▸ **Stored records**
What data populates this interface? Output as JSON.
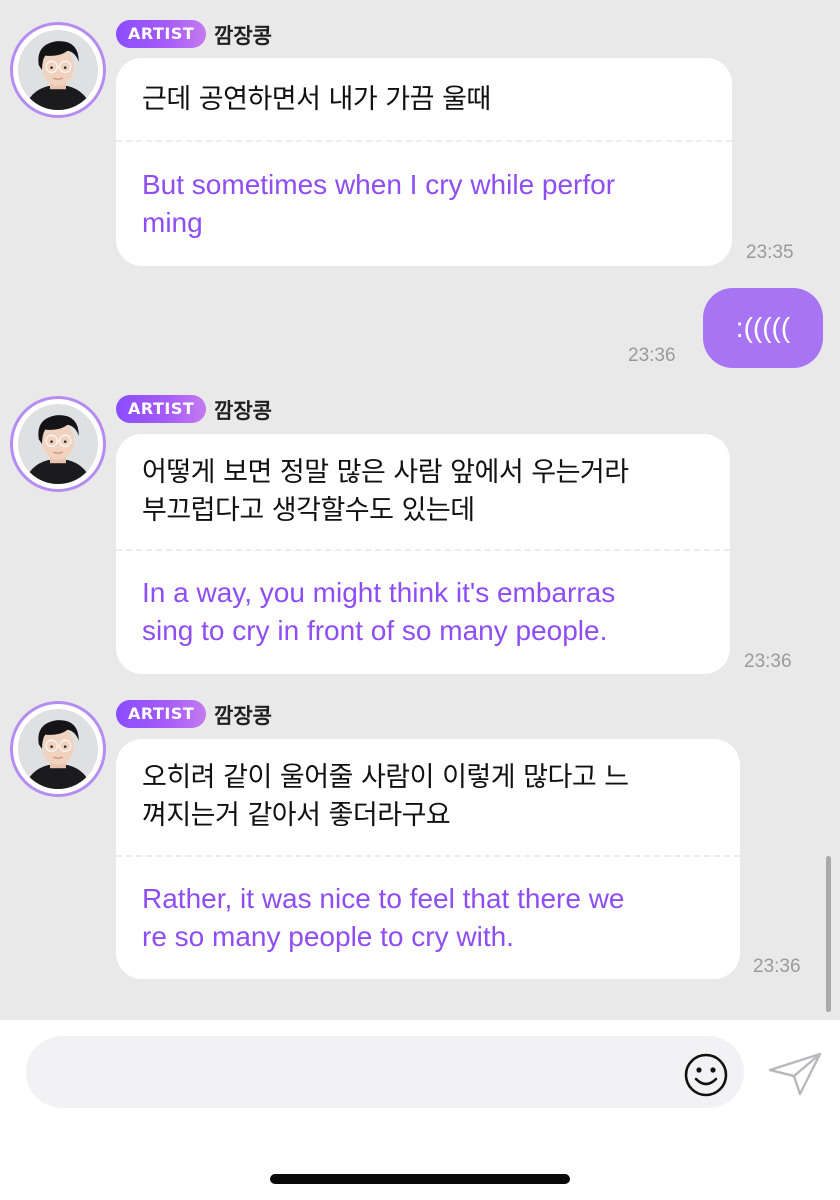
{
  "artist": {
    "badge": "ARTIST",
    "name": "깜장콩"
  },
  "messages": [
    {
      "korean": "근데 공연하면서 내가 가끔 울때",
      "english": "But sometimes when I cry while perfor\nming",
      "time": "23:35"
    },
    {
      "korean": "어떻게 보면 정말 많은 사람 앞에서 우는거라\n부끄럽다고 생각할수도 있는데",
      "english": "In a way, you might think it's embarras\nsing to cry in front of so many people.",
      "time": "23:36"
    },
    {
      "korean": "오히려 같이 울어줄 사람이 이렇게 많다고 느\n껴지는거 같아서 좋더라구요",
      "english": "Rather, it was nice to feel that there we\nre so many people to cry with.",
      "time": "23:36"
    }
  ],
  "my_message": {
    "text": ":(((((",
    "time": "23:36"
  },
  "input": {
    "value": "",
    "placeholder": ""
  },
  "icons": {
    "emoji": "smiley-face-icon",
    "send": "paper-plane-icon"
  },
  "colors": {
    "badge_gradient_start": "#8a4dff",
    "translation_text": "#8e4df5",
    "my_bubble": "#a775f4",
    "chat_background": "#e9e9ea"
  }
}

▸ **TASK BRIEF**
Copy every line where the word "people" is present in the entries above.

▸ **TASK OUTPUT**
      "english": "In a way, you might think it's embarras\nsing to cry in front of so many people.",
      "english": "Rather, it was nice to feel that there we\nre so many people to cry with.",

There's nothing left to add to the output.